Prompt
Read through the entries below and copy each line where "structured" turns up.

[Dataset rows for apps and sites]
━━━━━━
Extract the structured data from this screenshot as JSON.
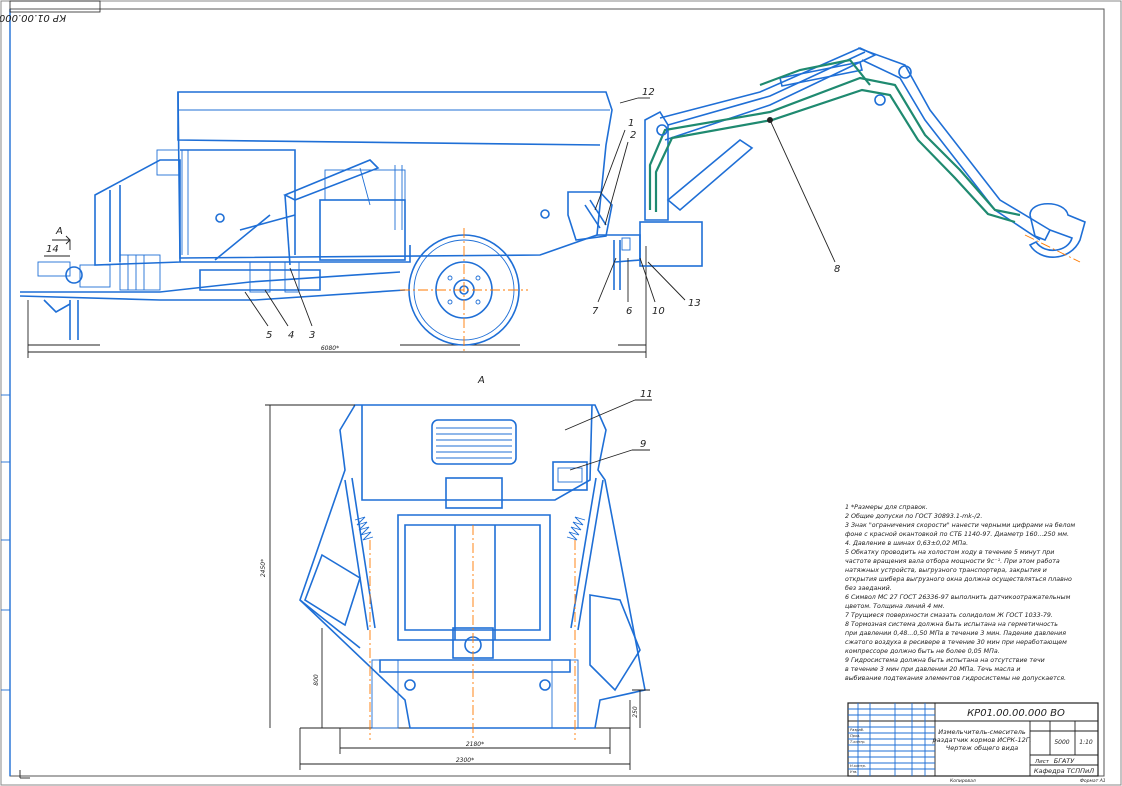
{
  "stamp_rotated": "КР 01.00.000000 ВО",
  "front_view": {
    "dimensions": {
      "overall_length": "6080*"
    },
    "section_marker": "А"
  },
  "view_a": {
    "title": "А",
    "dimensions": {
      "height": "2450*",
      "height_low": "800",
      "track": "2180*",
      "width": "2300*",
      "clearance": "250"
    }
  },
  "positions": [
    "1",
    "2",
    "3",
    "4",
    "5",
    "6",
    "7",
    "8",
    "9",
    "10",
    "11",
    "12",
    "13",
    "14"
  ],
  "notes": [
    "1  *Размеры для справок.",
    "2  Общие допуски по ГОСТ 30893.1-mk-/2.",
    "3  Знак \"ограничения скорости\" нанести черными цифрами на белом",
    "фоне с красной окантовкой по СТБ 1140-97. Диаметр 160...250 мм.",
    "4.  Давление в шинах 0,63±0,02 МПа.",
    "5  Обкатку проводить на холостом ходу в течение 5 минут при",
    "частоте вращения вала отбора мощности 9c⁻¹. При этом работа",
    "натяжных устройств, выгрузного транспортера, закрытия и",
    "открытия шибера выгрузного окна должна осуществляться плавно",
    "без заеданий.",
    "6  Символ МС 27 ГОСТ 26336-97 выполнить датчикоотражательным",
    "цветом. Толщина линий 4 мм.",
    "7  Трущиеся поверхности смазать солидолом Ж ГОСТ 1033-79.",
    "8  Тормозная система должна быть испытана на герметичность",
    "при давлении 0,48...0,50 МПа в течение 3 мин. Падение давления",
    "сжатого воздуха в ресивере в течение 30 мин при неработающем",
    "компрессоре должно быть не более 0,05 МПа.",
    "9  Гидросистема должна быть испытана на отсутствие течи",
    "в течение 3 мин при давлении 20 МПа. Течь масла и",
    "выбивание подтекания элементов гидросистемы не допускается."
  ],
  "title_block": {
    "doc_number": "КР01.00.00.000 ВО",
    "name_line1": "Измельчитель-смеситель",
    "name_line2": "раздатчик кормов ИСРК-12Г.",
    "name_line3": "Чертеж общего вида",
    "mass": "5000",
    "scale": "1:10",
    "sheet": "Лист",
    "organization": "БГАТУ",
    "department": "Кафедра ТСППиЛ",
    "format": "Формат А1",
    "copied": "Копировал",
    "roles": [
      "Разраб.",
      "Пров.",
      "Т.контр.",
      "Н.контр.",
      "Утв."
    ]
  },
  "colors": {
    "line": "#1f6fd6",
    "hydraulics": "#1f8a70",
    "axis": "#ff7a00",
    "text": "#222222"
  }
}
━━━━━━
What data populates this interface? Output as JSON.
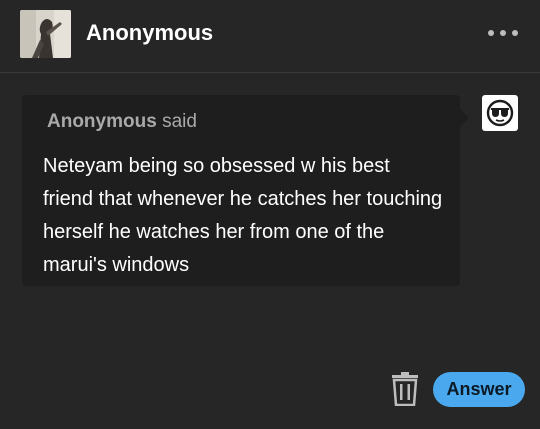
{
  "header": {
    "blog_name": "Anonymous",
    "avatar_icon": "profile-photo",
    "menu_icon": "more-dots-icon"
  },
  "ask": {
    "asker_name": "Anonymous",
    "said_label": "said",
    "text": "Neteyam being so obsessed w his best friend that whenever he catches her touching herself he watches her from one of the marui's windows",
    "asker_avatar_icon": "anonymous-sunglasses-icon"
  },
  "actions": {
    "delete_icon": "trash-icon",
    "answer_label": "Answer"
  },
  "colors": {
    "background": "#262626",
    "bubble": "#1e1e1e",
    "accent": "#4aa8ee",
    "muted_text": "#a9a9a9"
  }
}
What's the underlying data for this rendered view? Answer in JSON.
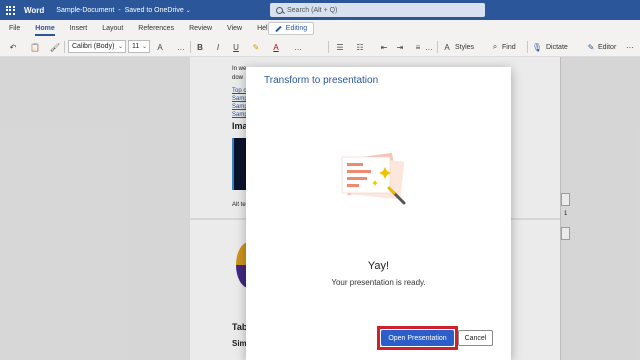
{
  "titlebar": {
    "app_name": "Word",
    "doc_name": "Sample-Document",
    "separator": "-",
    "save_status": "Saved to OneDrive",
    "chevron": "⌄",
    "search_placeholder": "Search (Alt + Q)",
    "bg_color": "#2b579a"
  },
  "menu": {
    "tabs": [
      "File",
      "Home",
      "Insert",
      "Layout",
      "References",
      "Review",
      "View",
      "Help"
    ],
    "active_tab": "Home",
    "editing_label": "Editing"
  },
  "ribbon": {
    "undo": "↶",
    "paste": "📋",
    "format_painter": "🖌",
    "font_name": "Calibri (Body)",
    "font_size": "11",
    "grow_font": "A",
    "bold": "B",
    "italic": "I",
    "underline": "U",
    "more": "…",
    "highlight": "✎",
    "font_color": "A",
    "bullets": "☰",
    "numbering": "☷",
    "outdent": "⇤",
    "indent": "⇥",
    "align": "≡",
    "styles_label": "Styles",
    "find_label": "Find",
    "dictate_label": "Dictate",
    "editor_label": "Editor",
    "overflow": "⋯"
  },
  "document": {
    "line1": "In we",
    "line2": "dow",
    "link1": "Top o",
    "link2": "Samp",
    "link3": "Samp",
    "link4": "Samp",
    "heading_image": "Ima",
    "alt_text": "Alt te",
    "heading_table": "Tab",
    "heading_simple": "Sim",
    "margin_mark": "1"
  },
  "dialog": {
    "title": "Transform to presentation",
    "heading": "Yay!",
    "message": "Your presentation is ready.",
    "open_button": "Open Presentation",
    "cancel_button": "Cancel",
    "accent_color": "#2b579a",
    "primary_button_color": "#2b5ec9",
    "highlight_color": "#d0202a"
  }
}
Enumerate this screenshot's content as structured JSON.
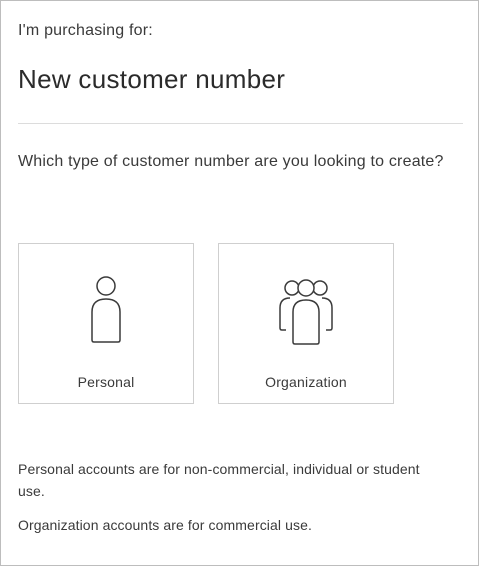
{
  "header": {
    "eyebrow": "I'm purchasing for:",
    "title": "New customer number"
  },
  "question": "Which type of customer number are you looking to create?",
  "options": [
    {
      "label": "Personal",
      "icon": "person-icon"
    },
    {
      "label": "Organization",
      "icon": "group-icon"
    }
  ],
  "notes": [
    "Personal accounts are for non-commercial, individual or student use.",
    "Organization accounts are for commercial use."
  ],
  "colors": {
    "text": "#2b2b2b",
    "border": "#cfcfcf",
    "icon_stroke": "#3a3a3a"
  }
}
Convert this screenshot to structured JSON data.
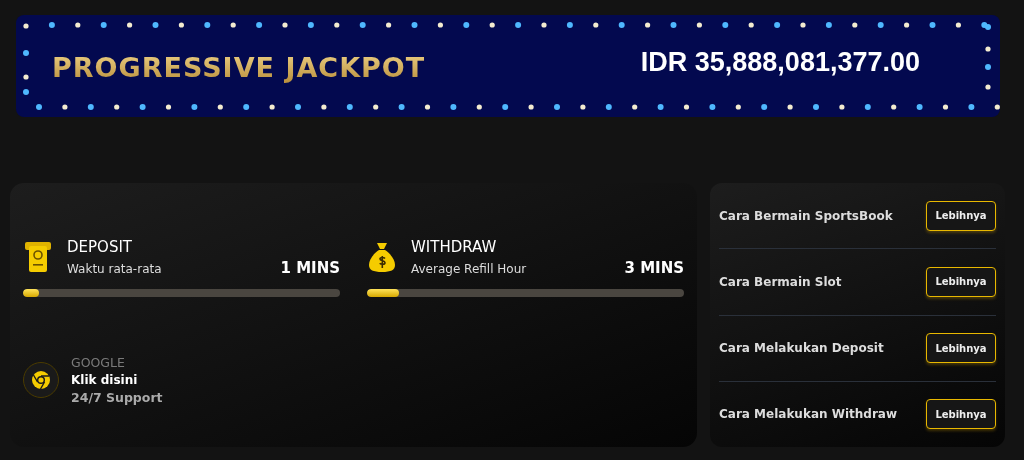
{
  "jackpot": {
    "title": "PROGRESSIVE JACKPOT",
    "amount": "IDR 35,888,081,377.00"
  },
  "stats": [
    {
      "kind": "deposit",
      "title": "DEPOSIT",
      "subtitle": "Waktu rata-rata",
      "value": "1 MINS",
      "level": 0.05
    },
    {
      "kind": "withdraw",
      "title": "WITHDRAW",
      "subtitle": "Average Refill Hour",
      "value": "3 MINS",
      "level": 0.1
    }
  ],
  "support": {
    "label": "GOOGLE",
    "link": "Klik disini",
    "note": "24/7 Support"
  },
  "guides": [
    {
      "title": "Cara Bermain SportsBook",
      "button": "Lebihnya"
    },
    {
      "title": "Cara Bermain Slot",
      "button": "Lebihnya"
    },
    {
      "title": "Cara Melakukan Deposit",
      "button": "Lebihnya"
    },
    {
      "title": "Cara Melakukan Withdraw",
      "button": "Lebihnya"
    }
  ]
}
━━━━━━
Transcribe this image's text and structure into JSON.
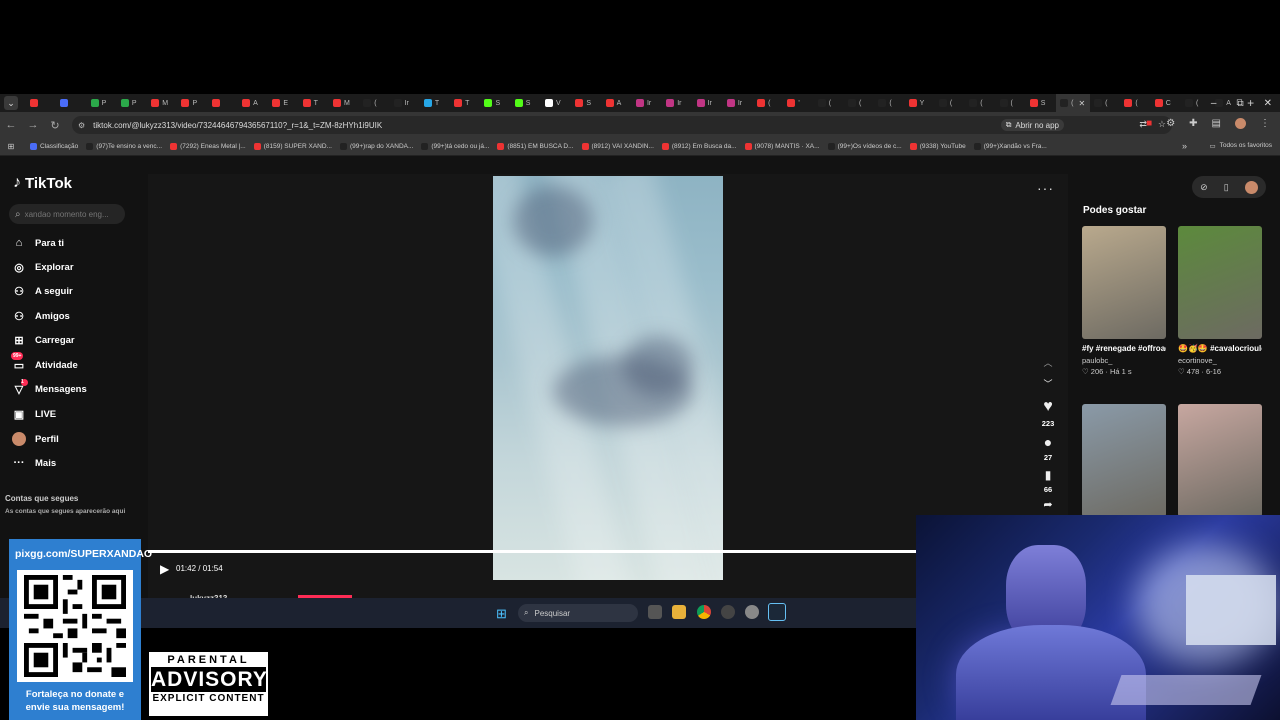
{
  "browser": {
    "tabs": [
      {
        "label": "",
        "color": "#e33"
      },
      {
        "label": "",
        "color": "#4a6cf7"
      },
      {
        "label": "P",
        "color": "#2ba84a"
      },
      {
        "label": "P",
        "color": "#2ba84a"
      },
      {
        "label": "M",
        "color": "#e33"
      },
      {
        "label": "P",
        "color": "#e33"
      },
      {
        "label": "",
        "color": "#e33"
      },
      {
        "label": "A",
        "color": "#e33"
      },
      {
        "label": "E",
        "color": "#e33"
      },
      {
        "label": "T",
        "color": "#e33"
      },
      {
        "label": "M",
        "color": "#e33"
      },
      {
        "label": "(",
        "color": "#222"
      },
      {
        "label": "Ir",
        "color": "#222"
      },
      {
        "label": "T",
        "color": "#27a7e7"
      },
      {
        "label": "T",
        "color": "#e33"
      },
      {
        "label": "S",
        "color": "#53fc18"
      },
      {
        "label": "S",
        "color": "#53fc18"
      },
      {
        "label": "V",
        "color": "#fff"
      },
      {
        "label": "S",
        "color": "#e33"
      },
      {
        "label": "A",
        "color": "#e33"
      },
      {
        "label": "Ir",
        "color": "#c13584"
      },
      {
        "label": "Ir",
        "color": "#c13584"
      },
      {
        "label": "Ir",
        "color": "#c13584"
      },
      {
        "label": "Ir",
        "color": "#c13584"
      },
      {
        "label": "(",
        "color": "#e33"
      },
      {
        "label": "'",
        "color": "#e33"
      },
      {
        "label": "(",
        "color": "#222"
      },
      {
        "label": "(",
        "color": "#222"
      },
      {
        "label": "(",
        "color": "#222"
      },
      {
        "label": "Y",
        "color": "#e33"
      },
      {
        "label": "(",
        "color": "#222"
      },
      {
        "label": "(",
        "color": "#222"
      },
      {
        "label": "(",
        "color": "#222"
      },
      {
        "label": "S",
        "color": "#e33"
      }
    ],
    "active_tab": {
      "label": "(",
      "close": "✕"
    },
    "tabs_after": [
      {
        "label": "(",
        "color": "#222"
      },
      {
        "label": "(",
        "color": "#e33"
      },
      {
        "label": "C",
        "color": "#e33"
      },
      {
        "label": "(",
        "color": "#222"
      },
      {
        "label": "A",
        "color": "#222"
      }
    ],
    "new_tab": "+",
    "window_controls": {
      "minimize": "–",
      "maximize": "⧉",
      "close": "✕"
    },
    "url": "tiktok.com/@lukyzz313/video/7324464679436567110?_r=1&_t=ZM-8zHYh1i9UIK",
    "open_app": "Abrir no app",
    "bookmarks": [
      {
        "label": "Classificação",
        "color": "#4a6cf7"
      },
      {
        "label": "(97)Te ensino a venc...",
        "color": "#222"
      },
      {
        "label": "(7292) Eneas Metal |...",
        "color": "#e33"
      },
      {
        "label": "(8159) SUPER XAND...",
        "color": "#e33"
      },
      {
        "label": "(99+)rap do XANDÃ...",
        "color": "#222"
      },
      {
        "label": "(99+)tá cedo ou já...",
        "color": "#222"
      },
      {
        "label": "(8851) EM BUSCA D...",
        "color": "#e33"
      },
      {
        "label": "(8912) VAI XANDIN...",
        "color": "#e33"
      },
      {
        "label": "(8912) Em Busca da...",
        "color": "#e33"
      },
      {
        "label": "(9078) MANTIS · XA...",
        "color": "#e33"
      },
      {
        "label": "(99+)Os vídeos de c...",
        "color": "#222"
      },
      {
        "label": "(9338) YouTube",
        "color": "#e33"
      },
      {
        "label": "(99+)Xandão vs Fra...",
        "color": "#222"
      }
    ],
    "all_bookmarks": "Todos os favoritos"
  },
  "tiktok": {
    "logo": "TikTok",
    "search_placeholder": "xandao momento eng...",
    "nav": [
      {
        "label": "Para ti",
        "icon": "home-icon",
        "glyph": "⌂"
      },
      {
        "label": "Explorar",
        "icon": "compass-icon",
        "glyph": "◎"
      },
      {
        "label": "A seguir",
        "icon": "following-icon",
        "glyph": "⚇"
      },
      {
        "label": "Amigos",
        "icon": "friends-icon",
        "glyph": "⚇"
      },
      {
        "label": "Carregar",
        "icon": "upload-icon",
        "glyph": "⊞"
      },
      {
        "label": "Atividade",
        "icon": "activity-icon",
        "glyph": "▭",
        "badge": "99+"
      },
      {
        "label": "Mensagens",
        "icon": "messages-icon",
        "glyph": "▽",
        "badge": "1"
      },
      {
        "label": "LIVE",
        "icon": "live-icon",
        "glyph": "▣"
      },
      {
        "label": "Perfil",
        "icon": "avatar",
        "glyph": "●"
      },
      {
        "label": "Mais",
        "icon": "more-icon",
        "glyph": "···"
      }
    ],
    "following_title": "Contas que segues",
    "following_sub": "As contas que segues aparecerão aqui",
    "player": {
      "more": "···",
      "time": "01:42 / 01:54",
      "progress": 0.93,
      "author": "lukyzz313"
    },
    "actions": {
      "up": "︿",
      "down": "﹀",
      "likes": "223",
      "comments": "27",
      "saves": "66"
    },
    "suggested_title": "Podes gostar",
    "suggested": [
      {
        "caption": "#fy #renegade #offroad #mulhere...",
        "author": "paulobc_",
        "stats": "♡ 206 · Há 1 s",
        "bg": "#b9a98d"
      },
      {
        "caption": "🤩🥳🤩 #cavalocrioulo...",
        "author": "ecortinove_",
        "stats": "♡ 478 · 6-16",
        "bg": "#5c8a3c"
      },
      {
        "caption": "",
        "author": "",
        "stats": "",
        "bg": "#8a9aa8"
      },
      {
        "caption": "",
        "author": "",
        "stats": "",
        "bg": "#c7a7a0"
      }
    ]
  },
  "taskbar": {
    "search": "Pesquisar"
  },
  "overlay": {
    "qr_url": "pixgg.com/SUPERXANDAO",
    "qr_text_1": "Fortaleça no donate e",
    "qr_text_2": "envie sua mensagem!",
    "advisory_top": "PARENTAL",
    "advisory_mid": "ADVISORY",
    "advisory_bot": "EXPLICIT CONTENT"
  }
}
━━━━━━
Written solution
Extract the structured data from this screenshot as JSON.
Enumerate this screenshot's content as structured JSON.
Convert this screenshot to structured JSON data.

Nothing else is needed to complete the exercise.